INPUT RECORDS below:
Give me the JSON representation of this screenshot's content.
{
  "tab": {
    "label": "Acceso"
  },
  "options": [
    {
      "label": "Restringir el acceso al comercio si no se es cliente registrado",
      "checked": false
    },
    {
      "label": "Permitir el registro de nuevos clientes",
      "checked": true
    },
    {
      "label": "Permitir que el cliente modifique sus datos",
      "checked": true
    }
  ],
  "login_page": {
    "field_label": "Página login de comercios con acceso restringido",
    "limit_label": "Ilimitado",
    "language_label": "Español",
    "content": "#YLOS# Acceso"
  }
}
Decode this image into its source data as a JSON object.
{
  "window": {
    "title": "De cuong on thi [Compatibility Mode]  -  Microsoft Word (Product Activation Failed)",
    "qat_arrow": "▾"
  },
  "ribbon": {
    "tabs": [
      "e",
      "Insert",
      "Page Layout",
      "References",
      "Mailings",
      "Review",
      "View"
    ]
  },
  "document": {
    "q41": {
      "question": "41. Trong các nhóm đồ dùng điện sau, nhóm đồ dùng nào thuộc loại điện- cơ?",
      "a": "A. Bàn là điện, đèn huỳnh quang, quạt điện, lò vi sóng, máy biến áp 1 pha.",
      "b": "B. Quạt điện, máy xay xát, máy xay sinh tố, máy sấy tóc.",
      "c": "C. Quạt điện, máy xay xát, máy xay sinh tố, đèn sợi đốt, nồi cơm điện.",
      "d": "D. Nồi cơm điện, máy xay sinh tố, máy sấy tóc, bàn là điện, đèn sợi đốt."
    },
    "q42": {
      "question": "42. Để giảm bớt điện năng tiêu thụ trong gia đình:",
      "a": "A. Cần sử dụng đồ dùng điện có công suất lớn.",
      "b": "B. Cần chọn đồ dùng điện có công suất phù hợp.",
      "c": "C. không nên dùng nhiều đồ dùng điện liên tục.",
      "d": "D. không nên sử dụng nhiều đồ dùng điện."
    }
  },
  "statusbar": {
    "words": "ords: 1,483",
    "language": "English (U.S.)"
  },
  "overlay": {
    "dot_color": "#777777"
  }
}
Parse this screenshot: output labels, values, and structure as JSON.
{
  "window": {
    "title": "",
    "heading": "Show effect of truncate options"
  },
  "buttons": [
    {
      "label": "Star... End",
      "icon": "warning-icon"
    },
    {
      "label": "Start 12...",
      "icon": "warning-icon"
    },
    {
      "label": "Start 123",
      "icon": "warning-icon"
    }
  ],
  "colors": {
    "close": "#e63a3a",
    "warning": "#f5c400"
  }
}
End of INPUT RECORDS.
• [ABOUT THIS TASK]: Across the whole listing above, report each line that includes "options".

• [EXERCISE SOLUTION]:
  "options": [
    "heading": "Show effect of truncate options"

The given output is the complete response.